  • Remove the fish onto a chopping board and strain the peppercorns and herbs out of the stock, saving the liquid in a jug for a later date. Gently pick apart the fish into flaky chunks – not too large but also reasonably bite-sized. Add these and any veg you like – sweet corn, peas, carrots, you name it – into a bowl.
  • Parsley Sauce. Now usually this would be done with butter, milk, cream, or something else dairy-related which would make me sick for the next week. Instead we create a Roux. Chop onions and chuck them into a pan with some olive oil, frying till they soften. Add around 2 tablespoons of Gluten-Free Flour and stir. Slowly pour the remaining vegetable/fish stock into the pan, stirring till it thickens up into a creamy juicy creamy thing.
  • Throw in a handful of finely chopped parsley and stir for a few minutes before pouring happily over the flaky fish and veg.

It doesn't look particularly nice.

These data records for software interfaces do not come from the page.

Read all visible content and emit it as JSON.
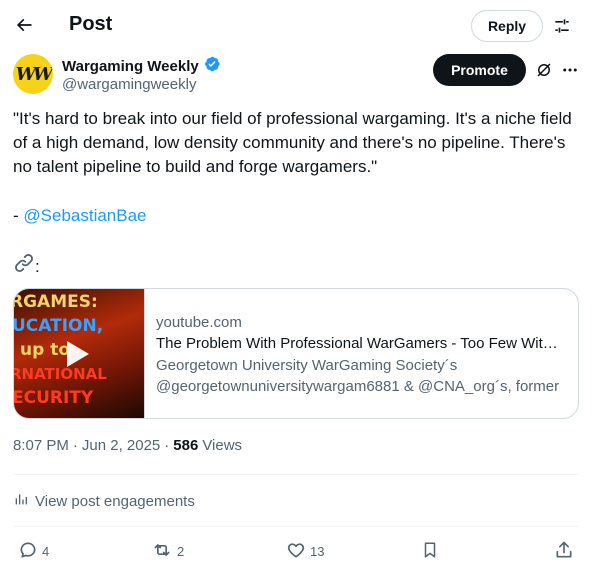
{
  "header": {
    "title": "Post",
    "reply_label": "Reply"
  },
  "author": {
    "avatar_text": "WW",
    "display_name": "Wargaming Weekly",
    "handle": "@wargamingweekly",
    "verified_icon": "verified-badge-icon"
  },
  "actions_top": {
    "promote_label": "Promote"
  },
  "post": {
    "text": "\"It's hard to break into our field of professional wargaming. It's a niche field of a high demand, low density community and there's no pipeline. There's no talent pipeline to build and forge wargamers.\"",
    "mention_prefix": "- ",
    "mention": "@SebastianBae",
    "link_suffix": ":"
  },
  "card": {
    "thumb_lines": [
      "RGAMES:",
      "UCATION,",
      "up to",
      "RNATIONAL",
      "ECURITY"
    ],
    "domain": "youtube.com",
    "title": "The Problem With Professional WarGamers - Too Few With Expertise",
    "desc_line1": "Georgetown University WarGaming Society´s",
    "desc_line2": "@georgetownuniversitywargam6881 & @CNA_org´s, former"
  },
  "meta": {
    "time": "8:07 PM",
    "sep1": "·",
    "date": "Jun 2, 2025",
    "sep2": "·",
    "views_count": "586",
    "views_label": "Views"
  },
  "engagements_label": "View post engagements",
  "stats": {
    "replies": "4",
    "reposts": "2",
    "likes": "13"
  },
  "colors": {
    "accent": "#1d9bf0",
    "text": "#0f1419",
    "secondary": "#536471",
    "avatar_bg": "#f6d21b"
  }
}
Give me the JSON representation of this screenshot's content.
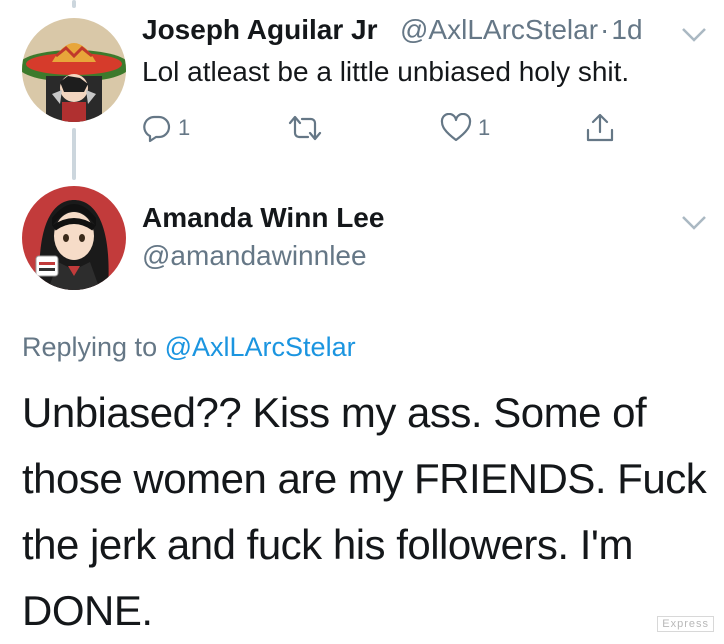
{
  "tweet1": {
    "display_name": "Joseph Aguilar Jr",
    "handle": "@AxlLArcStelar",
    "separator": "·",
    "time": "1d",
    "text": "Lol atleast be a little unbiased holy shit.",
    "actions": {
      "reply_count": "1",
      "retweet_count": "",
      "like_count": "1"
    }
  },
  "tweet2": {
    "display_name": "Amanda Winn Lee",
    "handle": "@amandawinnlee",
    "replying_prefix": "Replying to",
    "replying_to": "@AxlLArcStelar",
    "text": "Unbiased?? Kiss my ass. Some of those women are my FRIENDS. Fuck the jerk and fuck his followers. I'm DONE."
  },
  "watermark": "Express",
  "icons": {
    "reply": "reply-icon",
    "retweet": "retweet-icon",
    "like": "like-icon",
    "share": "share-icon",
    "menu": "chevron-down-icon"
  },
  "colors": {
    "text": "#14171a",
    "secondary": "#657786",
    "link": "#1b95e0",
    "thread_line": "#ccd6dd"
  }
}
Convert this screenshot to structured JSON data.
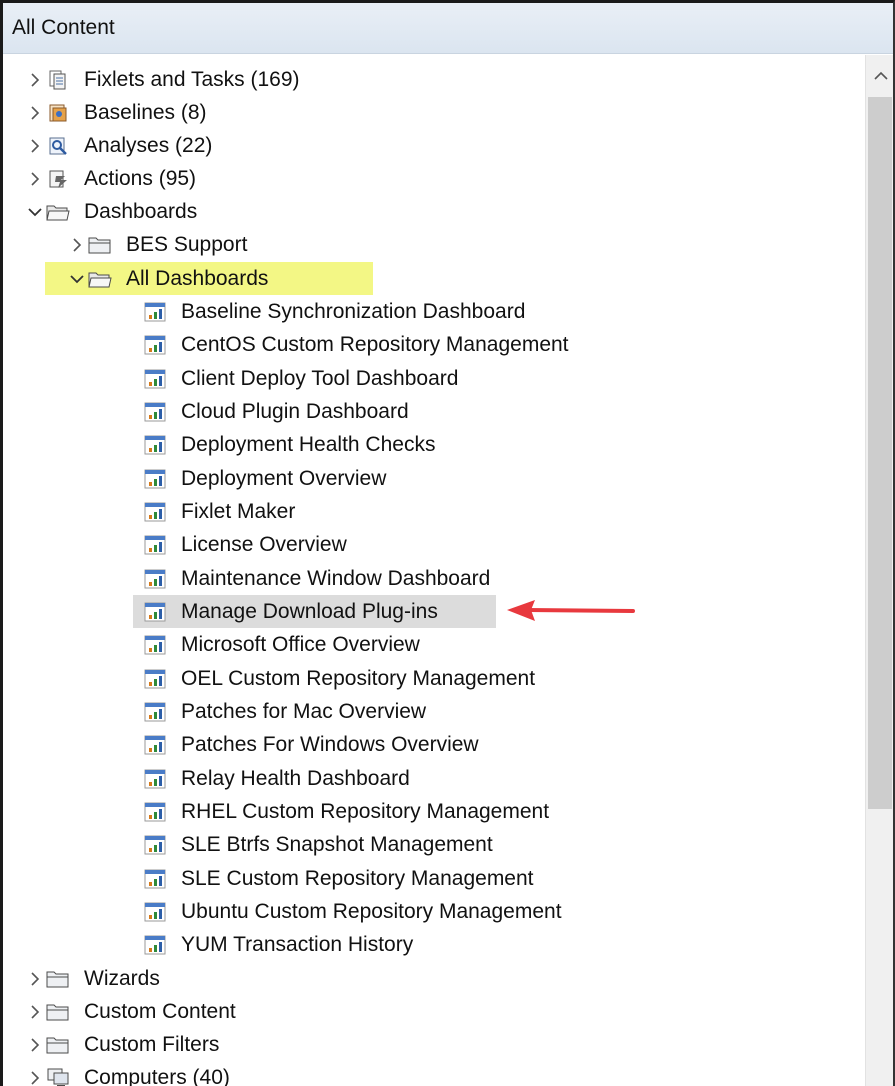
{
  "panel": {
    "title": "All Content"
  },
  "colors": {
    "highlight": "#f3f785",
    "selected": "#dcdcdc",
    "arrow": "#e8393e",
    "header": "#dbe5f0"
  },
  "tree": {
    "fixlets": {
      "label": "Fixlets and Tasks (169)",
      "icon": "fixlets-icon"
    },
    "baselines": {
      "label": "Baselines (8)",
      "icon": "baselines-icon"
    },
    "analyses": {
      "label": "Analyses (22)",
      "icon": "analyses-icon"
    },
    "actions": {
      "label": "Actions (95)",
      "icon": "actions-icon"
    },
    "dashboards": {
      "label": "Dashboards",
      "icon": "folder-open-icon"
    },
    "bes_support": {
      "label": "BES Support",
      "icon": "folder-icon"
    },
    "all_dashboards": {
      "label": "All Dashboards",
      "icon": "folder-open-icon"
    },
    "dashboard_items": [
      "Baseline Synchronization Dashboard",
      "CentOS Custom Repository Management",
      "Client Deploy Tool Dashboard",
      "Cloud Plugin Dashboard",
      "Deployment Health Checks",
      "Deployment Overview",
      "Fixlet Maker",
      "License Overview",
      "Maintenance Window Dashboard",
      "Manage Download Plug-ins",
      "Microsoft Office Overview",
      "OEL Custom Repository Management",
      "Patches for Mac Overview",
      "Patches For Windows Overview",
      "Relay Health Dashboard",
      "RHEL Custom Repository Management",
      "SLE Btrfs Snapshot Management",
      "SLE Custom Repository Management",
      "Ubuntu Custom Repository Management",
      "YUM Transaction History"
    ],
    "selected_item": "Manage Download Plug-ins",
    "wizards": {
      "label": "Wizards",
      "icon": "folder-icon"
    },
    "custom_content": {
      "label": "Custom Content",
      "icon": "folder-icon"
    },
    "custom_filters": {
      "label": "Custom Filters",
      "icon": "folder-icon"
    },
    "computers": {
      "label": "Computers (40)",
      "icon": "computers-icon"
    }
  }
}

It does taste it though. 
  • Next step: Mash. Mashed potatoes – nothing better than a good plate of mash. But with no butter? No Milk? Simples. Olive Oil, pepper, salt, and a lot of season to taste. Boil the potatoes till they are soft, drain and mash. Generously season with pepper and salt, pour a tablespoon of Olive Oil in and mash together. Taste – salt and pepper are up to you. It depends on personal taste – I am all in on the seasoning. Nothing like a really peppery mash for a peppery fish pie. Salt evens it out a little, not too much because – well, it’s pretty bad. But a little will take a dish from dull to perfect in a tiny pinch. The oil is important because it will make the mash far less dry and starchy, more creamed, but still maintain the potato texture. This is actually a great way of playing on healthier versions of mash – try it! If you fancy it throw in a few chopped chives for another burst, gotta love the chivey-mash.
  • Right – everything is prepared. All is left to do is layer and cook. The Best way to lay mash onto a sauce is in blobs – that way the sauce doesn’t creep up the side and over the top; the heat stays inside and the pie is prettified. Run a fork over to lighten the top and put in the oven on around Gas Mark 5 for 20 minutes, or until the mash is crispy brown on top!


Enjoy!